> _Assignment_
Restate all data exactly. No images.

> _Data excerpts_
##############################

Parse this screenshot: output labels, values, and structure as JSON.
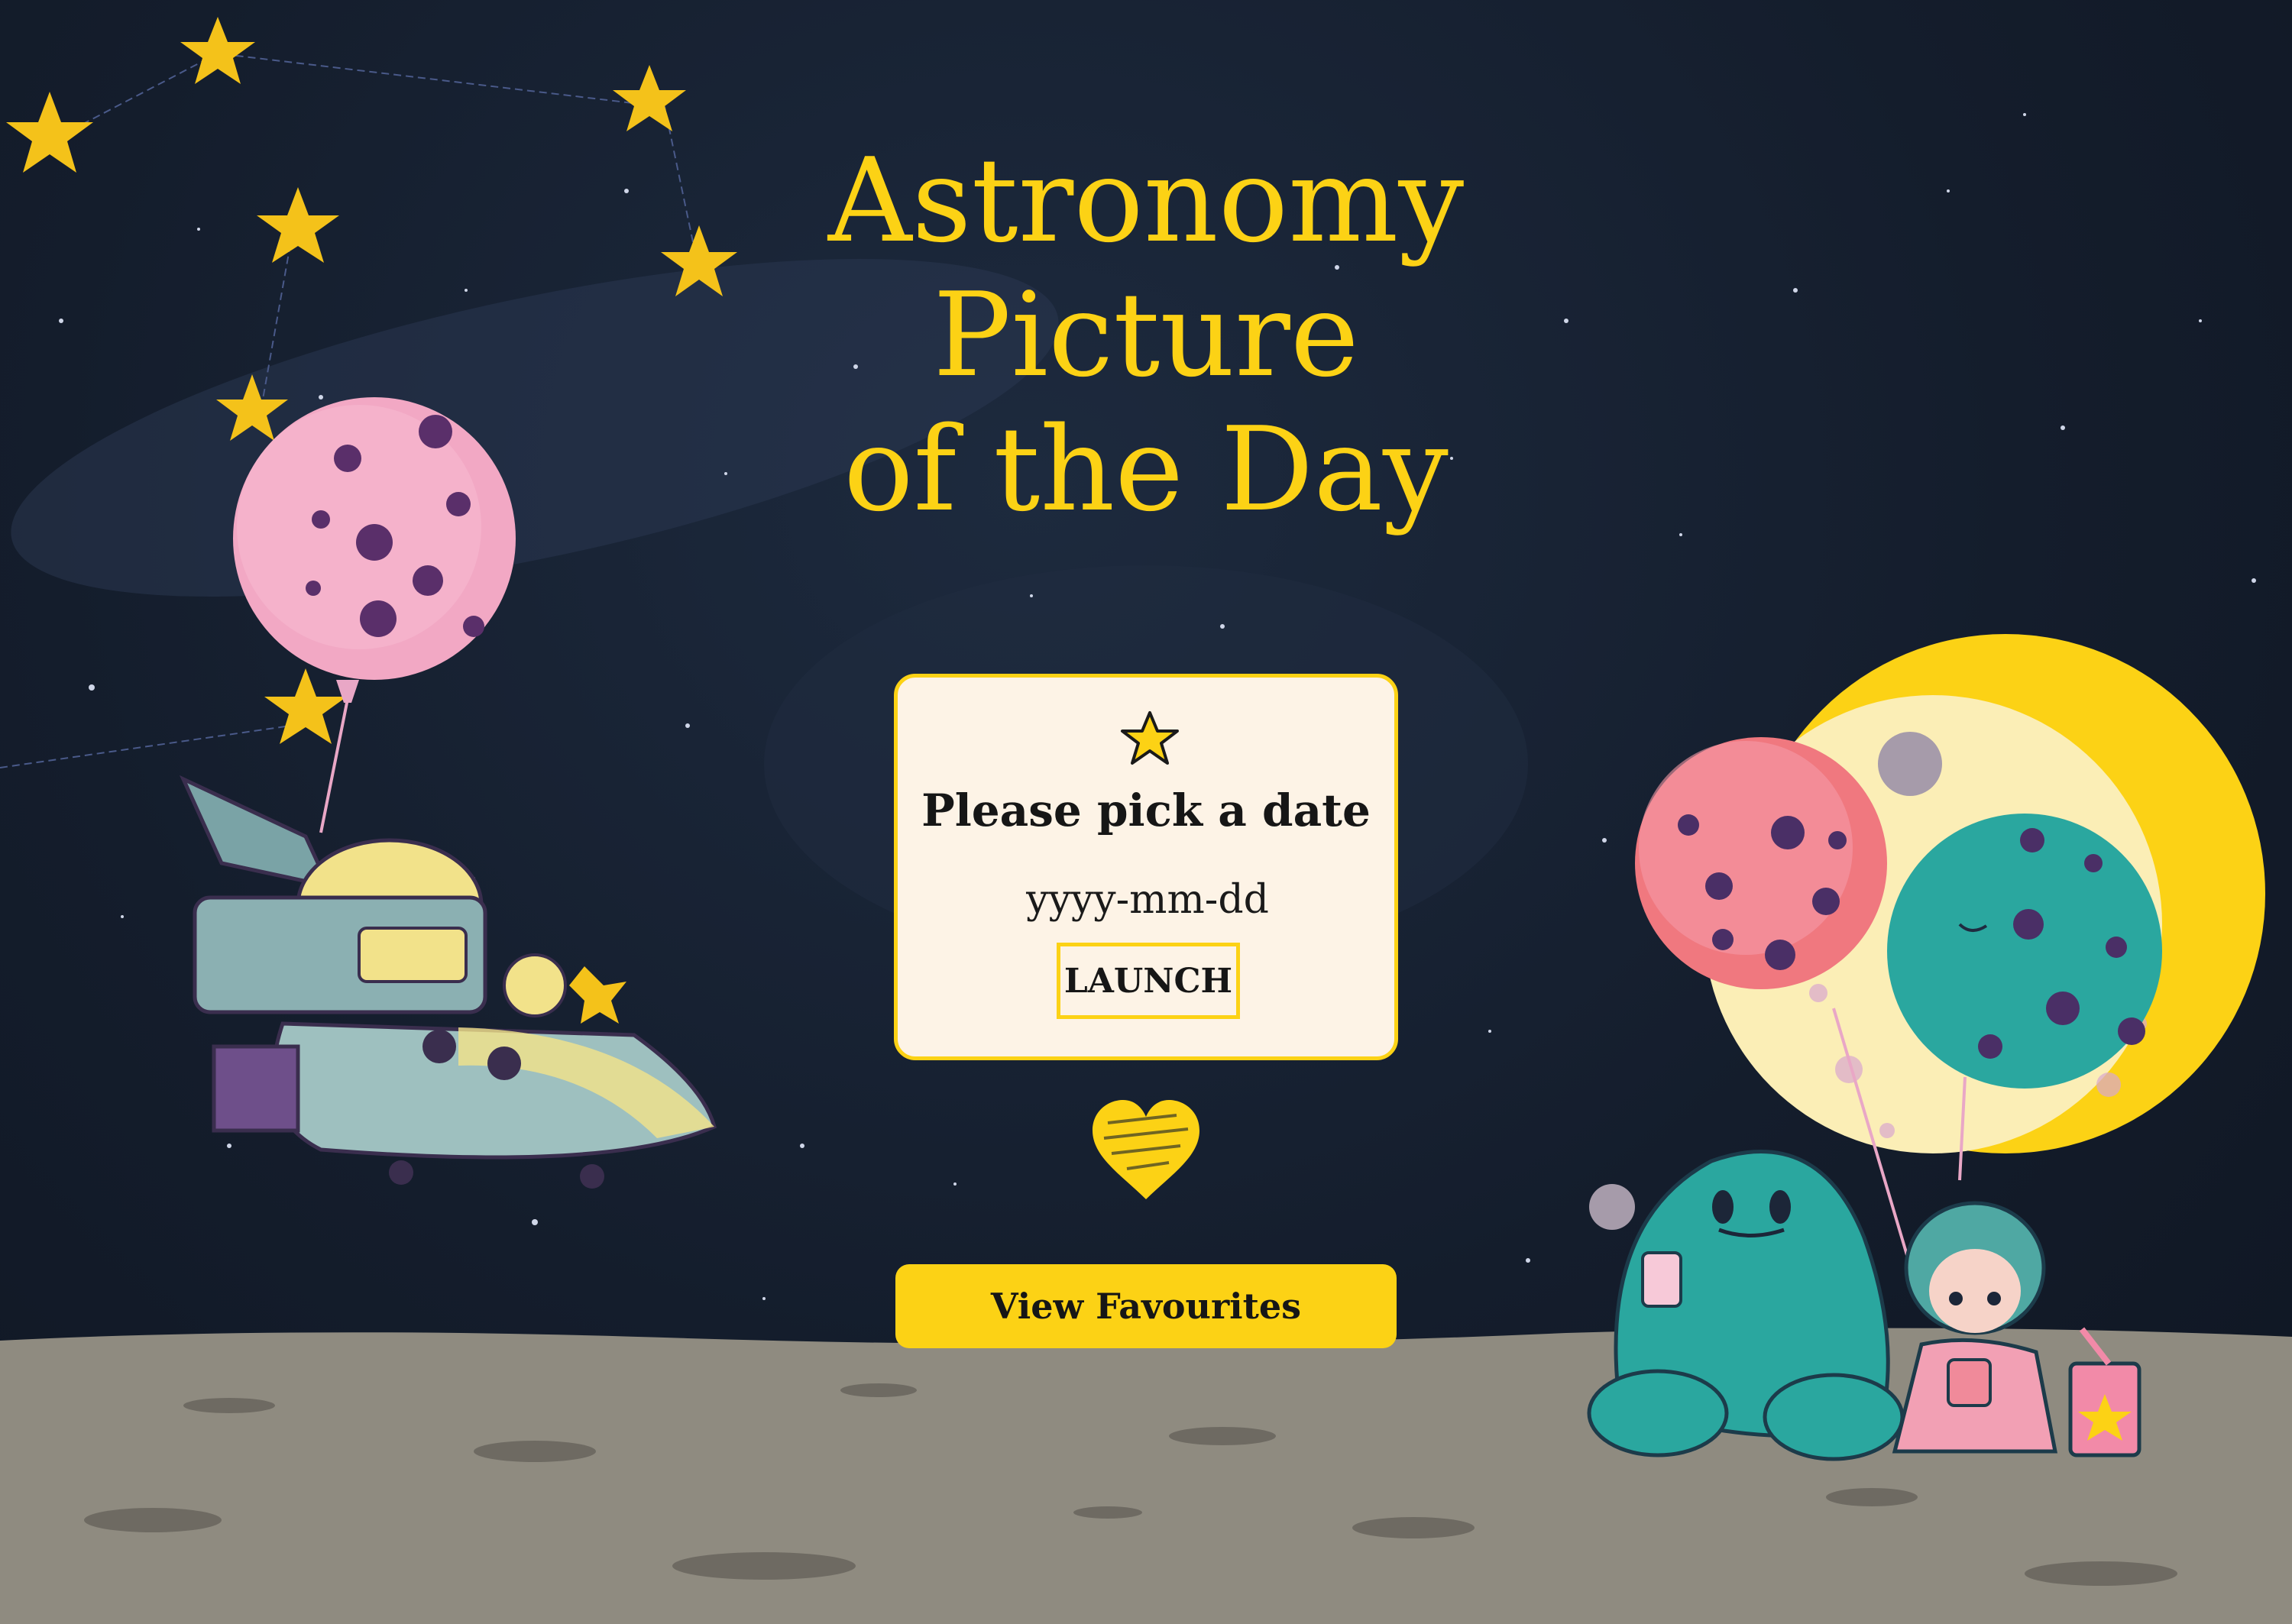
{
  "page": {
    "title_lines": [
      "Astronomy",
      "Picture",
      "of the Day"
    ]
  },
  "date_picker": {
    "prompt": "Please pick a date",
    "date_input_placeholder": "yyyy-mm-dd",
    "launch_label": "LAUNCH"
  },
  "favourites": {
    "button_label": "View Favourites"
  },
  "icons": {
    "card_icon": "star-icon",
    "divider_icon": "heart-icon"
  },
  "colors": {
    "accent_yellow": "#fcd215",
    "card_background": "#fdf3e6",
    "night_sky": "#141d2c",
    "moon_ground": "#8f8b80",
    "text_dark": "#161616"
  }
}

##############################

> _The answer_
Parse this screenshot: output labels, values, and structure as JSON.
{
  "page": {
    "title_lines": [
      "Astronomy",
      "Picture",
      "of the Day"
    ]
  },
  "date_picker": {
    "prompt": "Please pick a date",
    "date_input_placeholder": "yyyy-mm-dd",
    "launch_label": "LAUNCH"
  },
  "favourites": {
    "button_label": "View Favourites"
  },
  "icons": {
    "card_icon": "star-icon",
    "divider_icon": "heart-icon"
  },
  "colors": {
    "accent_yellow": "#fcd215",
    "card_background": "#fdf3e6",
    "night_sky": "#141d2c",
    "moon_ground": "#8f8b80",
    "text_dark": "#161616"
  }
}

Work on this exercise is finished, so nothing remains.